Fraudsters are rapidly gaining telemed coding skill sets and knowledge themselves. Insurers must gain the upper hand now by knowing telemedicine codes and coding fraud tactics better than the scammers.

Cracking Telemedicine Codes: Deciphering the Signals of Fraud

Based on our nearly 50 years of combined coding experience and expertise from our daily coding analysis work for insurance companies, Tami Rockholt and I wrote a detailed article for the Journal of Insurance Fraud in America (JIFA) by Coalition Against Insurance Fraud to help insurers:

* develop an understanding of the changes telemedicine guidelines and codes undergo

* fully understand telemed codes

* develop a vigilant eye for fraud.

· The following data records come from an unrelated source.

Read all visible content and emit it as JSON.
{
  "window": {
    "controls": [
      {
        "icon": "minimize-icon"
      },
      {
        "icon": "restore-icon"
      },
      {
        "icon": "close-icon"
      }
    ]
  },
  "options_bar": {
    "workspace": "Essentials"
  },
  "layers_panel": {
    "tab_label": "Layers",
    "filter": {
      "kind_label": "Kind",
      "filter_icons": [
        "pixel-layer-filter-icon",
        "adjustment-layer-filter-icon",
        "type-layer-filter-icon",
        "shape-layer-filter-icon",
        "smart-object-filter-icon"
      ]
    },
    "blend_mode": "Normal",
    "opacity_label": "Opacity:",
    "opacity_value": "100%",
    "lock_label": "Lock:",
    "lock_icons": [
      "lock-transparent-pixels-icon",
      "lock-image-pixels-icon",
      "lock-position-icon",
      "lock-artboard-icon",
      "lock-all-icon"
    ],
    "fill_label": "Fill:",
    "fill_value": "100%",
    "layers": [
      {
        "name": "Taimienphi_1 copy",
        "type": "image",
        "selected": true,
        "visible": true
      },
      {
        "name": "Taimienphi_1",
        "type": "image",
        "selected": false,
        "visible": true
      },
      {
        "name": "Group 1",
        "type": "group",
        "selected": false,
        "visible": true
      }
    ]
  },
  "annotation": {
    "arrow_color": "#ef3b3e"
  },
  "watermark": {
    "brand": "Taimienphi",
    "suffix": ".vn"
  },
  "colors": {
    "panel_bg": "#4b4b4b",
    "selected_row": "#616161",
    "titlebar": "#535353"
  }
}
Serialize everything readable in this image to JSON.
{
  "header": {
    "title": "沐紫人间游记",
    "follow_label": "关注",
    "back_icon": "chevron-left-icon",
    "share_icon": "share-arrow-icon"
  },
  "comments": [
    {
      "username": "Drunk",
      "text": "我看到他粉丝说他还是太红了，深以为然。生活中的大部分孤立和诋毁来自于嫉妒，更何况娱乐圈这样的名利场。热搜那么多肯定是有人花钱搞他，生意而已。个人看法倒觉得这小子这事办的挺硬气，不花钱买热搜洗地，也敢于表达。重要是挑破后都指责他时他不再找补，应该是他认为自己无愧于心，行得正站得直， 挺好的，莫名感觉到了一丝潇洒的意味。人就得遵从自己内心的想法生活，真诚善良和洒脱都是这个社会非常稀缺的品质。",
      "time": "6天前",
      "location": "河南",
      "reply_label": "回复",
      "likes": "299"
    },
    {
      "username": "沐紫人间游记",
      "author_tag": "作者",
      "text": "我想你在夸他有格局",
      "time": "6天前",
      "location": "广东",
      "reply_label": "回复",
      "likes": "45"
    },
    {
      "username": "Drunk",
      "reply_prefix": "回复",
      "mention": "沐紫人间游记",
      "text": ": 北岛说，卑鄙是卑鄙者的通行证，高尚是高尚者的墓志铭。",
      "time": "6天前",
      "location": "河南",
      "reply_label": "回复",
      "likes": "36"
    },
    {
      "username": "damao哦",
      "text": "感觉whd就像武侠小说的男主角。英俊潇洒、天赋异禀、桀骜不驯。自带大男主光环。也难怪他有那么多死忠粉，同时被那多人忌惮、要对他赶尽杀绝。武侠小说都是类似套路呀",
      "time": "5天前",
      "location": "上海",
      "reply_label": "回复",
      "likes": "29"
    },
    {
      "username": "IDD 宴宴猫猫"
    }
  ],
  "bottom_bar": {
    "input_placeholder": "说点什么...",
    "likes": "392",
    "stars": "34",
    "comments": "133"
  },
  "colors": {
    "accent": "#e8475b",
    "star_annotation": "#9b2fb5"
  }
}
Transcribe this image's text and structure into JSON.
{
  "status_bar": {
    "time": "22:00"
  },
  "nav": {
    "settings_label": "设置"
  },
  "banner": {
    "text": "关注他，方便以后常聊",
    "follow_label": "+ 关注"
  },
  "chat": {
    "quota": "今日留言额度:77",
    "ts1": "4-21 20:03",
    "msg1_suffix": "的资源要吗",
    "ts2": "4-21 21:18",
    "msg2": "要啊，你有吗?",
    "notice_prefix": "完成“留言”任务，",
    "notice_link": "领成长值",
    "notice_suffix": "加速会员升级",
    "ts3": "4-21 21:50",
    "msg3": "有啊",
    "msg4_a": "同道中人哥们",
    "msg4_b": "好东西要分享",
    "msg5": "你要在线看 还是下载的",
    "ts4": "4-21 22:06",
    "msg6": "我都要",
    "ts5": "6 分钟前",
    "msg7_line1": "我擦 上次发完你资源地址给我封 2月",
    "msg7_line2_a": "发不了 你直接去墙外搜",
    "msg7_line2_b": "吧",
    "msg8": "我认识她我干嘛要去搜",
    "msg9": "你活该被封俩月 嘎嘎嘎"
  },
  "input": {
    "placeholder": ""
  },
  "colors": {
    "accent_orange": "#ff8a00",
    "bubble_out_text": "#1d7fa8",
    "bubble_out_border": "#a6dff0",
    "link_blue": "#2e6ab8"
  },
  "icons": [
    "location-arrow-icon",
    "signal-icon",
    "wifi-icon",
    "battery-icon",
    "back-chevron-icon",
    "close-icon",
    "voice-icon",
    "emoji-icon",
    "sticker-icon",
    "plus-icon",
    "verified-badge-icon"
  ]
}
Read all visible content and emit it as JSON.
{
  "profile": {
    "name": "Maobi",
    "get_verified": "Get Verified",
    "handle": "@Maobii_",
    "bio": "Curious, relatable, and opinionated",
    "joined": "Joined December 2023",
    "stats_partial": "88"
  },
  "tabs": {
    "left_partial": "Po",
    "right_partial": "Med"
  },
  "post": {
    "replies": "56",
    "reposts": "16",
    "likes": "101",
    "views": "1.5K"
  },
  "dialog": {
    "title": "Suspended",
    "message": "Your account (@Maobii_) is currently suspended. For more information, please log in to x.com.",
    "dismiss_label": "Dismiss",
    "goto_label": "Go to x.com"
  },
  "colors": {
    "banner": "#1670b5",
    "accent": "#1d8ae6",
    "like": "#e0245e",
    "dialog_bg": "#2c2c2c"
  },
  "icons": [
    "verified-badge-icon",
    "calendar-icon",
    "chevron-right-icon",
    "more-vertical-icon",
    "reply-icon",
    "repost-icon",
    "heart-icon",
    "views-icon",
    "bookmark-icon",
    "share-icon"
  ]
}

We know the telemedicine and traditional CPT medical codes intimately. We expose thousands of suspect medical bills for insurers across all lines every year. We also give seminars on medical billing and coding issues (including telehealth training), and testify as coding experts at insurance-fraud trials. This paper provides you with some detailed insights we have gained over the years.

Anti-Fraud Action Steps

Insurers can stay ahead of oncoming telemedicine fraud by taking common-sense action steps:

• Stay current with telemedicine training. Make sure your claim handlers, investigators, and vendors can fully recognize suspicious telehealth charges.

• Look for new medical providers and check their licenses and credentials. Do an online search to see if the provider is soliciting new patients.

• Carefully screen high-level evaluation and management codes (ending in 4 or 5) performed in a telehealth setting. These high-level codes are most often used while examining patients with complex or high-risk injury or disease. They are difficult to perform in a telemedicine encounter.

• Watch for misrepresenting of virtual services. Make sure charges for real-time video interactions are not billed for exams performed by telephone.

• Scrutinize new-patient visits for new or unusual diagnoses that don’t fit the claim. Also, watch for suddenly increased frequency of services.

• Keep current on the temporary rules and waivers and watch for changes in allowable telehealth codes.


With the rapid expansion of telemedicine due to the pandemic, the bad news is that the fraudsters are rushing to take advantage of the opportunity.

The good news is, insurers can stay ahead of the game and protect their premium payers by intensively training their front-line troops to recognize and evaluate telemedicine claims for potential fraud. Intelligent software solutions can automatically screen telemed bills for irregularities and the patterns mentioned above, helping insurers to head off trouble.

Check out the article on this website below:

Ms. Jenn Landers | Patient Advocate Alliance LLC
Edited by Dr. Justin Groode